=== Records for the exercise ===
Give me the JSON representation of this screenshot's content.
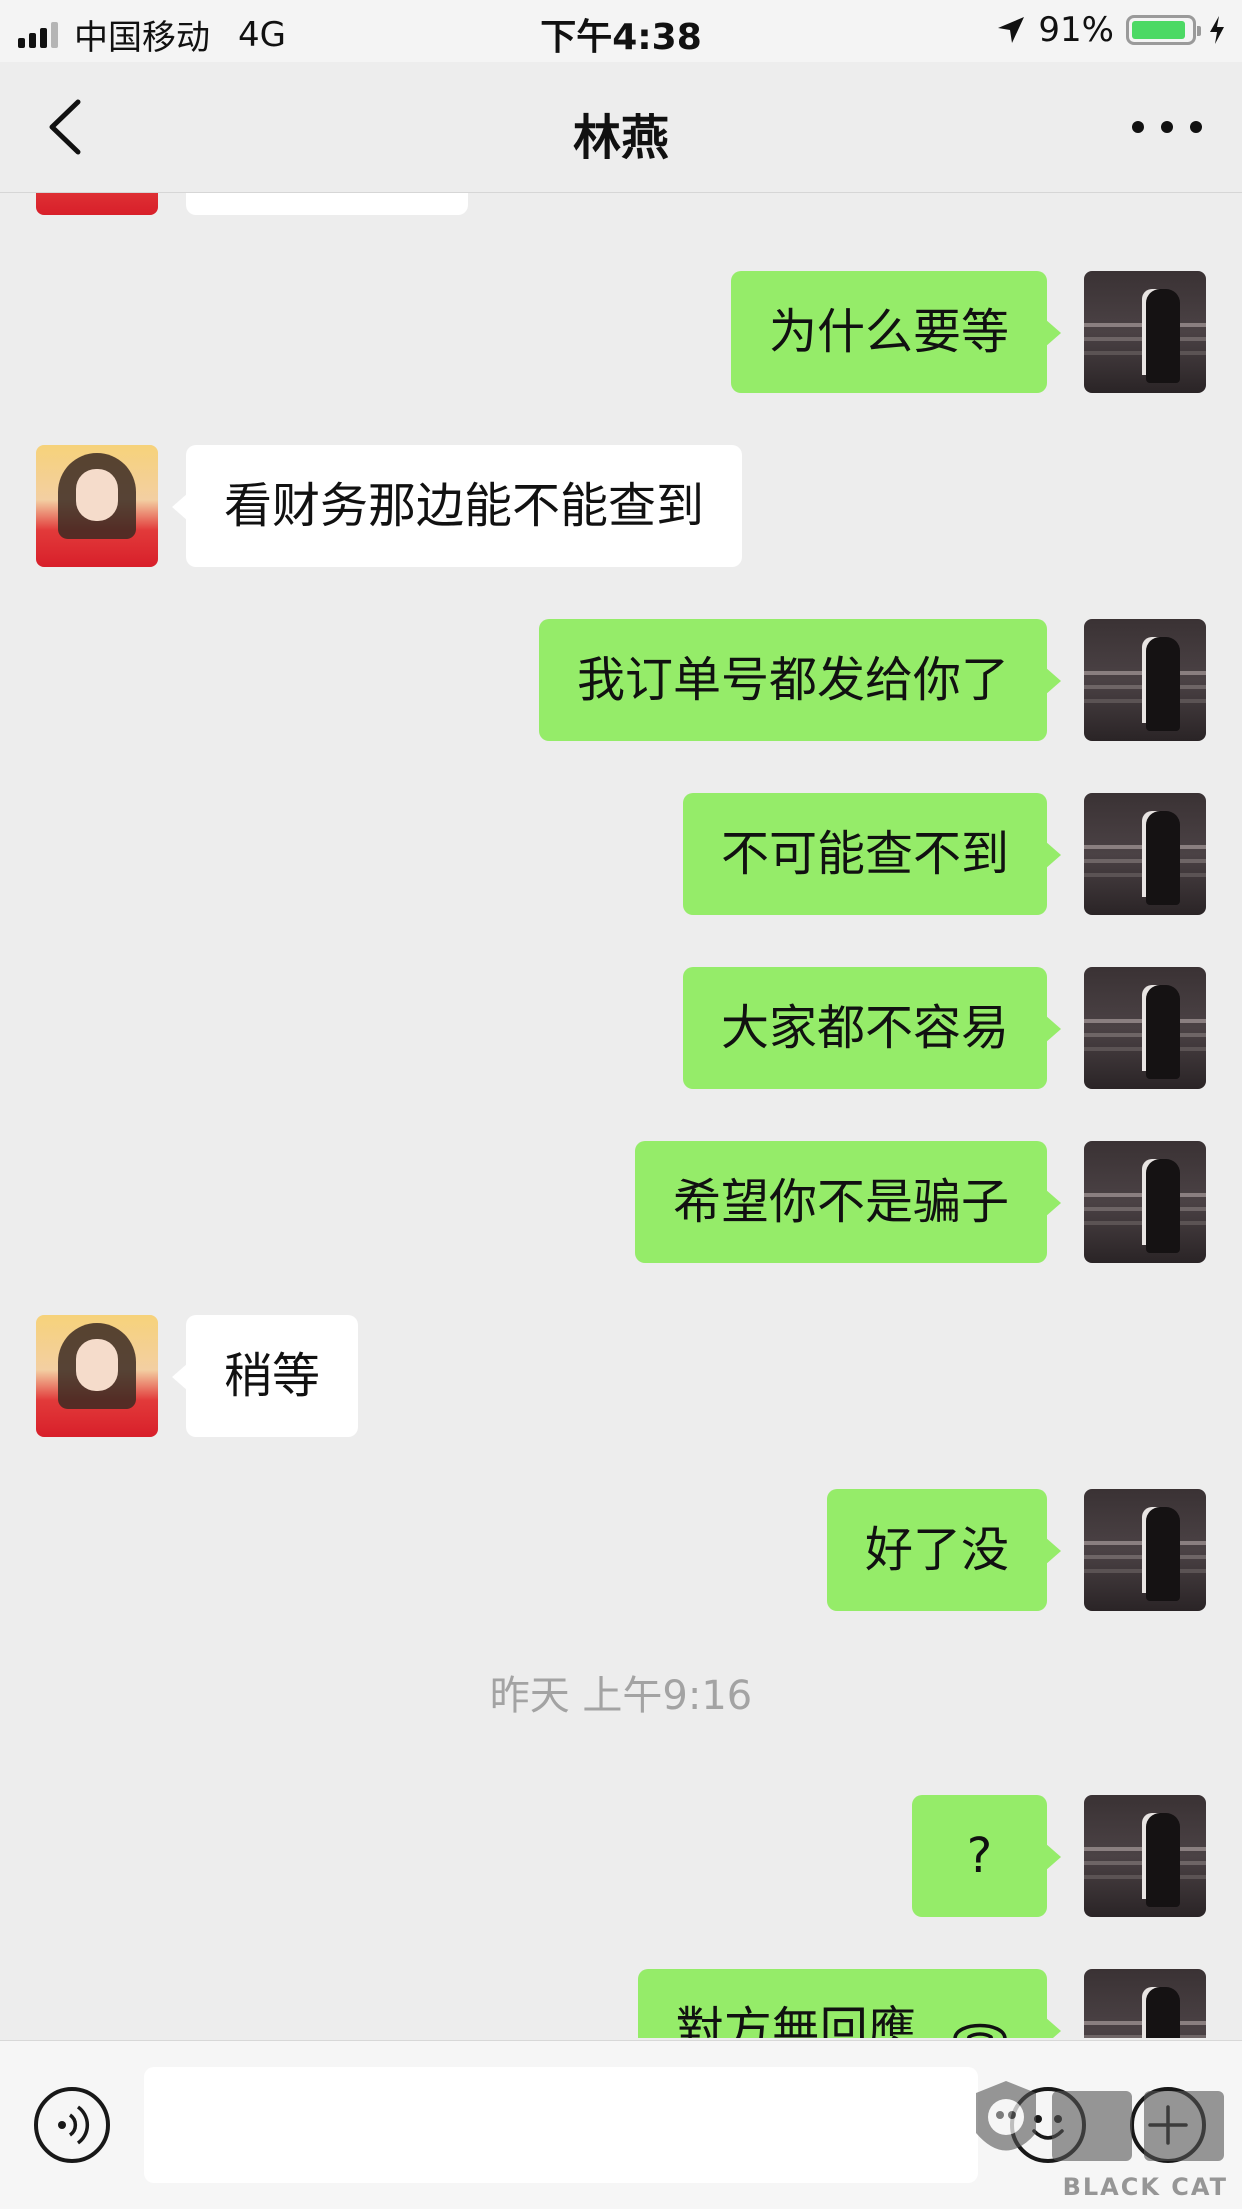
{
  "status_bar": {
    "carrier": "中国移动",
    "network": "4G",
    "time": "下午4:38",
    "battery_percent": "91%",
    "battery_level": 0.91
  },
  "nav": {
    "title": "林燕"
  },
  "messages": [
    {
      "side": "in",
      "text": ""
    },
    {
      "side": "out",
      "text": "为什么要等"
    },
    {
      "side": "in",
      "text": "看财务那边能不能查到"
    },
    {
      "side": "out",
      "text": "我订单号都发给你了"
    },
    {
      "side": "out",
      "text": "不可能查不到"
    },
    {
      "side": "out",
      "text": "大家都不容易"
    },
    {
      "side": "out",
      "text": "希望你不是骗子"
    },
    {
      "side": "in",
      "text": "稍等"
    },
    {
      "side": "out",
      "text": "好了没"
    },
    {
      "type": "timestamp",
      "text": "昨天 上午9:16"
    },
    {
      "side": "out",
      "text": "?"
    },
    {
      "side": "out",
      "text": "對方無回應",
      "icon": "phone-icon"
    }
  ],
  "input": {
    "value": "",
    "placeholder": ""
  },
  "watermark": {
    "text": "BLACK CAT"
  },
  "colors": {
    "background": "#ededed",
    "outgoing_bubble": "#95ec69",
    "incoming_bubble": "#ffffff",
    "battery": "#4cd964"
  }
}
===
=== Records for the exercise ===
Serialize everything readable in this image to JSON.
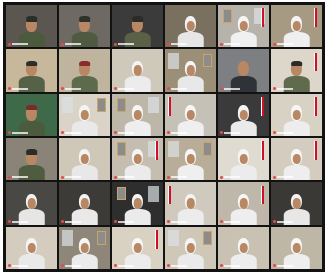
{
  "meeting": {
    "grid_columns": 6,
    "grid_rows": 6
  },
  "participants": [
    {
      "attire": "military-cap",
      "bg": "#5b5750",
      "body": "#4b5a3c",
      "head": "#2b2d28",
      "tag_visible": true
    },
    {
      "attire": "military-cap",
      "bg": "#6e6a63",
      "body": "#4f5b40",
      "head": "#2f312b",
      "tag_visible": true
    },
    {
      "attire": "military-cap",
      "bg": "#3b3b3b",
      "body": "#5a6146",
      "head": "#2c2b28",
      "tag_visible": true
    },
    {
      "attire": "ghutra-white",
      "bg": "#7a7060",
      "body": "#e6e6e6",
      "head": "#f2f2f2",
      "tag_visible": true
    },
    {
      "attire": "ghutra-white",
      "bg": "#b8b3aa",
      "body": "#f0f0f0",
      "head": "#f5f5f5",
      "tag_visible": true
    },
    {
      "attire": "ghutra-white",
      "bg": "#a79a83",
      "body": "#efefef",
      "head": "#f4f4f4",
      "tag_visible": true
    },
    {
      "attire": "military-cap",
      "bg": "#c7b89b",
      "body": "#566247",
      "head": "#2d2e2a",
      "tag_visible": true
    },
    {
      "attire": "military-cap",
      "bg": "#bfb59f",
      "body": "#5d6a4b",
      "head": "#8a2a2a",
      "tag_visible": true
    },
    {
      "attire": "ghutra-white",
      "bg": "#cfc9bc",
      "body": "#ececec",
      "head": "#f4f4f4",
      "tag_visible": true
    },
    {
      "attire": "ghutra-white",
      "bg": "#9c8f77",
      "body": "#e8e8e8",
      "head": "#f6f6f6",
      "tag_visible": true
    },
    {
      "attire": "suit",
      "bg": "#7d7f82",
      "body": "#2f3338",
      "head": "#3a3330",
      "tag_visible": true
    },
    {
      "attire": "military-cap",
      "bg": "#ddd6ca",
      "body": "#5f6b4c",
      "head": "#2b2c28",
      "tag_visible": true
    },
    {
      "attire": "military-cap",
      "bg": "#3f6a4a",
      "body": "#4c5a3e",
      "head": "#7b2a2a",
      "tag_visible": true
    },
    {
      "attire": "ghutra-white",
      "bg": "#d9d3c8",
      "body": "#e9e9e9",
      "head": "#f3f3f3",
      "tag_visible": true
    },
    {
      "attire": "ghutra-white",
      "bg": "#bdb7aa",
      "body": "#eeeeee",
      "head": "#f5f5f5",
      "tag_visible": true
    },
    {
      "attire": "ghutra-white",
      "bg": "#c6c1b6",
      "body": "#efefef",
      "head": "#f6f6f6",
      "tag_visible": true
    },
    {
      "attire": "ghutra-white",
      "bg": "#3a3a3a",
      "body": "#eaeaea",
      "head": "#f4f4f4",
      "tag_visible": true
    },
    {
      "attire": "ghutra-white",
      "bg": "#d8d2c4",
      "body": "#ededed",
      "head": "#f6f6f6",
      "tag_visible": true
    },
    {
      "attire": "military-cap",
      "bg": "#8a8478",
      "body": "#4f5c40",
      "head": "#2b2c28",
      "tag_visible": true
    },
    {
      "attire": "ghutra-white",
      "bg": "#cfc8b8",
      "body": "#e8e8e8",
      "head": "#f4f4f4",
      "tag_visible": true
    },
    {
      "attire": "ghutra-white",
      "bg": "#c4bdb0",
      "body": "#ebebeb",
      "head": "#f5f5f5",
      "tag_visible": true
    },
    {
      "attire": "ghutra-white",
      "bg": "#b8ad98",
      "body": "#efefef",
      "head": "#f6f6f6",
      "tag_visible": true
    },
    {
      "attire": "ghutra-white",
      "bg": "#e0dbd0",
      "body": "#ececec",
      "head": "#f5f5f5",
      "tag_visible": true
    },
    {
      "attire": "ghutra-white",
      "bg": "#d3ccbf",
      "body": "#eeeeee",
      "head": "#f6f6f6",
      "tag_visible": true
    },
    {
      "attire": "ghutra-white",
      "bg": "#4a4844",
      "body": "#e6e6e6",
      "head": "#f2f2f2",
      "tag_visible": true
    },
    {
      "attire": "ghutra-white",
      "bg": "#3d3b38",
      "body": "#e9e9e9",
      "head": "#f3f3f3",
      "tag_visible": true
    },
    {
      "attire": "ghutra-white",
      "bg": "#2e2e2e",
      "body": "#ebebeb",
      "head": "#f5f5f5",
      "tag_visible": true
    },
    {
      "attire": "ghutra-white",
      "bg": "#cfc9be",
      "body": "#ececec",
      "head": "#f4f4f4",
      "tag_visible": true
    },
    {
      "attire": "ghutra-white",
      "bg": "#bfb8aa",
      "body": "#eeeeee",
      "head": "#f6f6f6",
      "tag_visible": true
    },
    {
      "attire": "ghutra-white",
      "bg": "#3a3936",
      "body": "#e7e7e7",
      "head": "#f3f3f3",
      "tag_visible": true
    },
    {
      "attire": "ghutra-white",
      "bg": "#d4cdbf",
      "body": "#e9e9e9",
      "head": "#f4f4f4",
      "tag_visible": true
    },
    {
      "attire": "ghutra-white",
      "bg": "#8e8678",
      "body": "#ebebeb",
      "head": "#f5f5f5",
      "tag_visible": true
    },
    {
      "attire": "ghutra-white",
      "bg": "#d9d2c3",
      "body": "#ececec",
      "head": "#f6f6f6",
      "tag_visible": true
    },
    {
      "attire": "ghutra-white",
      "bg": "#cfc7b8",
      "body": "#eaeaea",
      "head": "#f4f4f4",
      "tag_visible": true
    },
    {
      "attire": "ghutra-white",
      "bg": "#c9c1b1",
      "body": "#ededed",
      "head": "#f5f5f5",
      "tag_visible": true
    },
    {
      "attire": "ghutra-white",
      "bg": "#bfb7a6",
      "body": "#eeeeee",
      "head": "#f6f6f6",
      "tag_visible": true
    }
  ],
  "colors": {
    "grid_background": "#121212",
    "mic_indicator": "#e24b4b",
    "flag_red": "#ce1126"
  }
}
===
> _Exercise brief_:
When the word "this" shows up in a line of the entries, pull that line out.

> _Your solution_:
Give me the JSON representation of this screenshot's content.
Serialize everything readable in this image to JSON.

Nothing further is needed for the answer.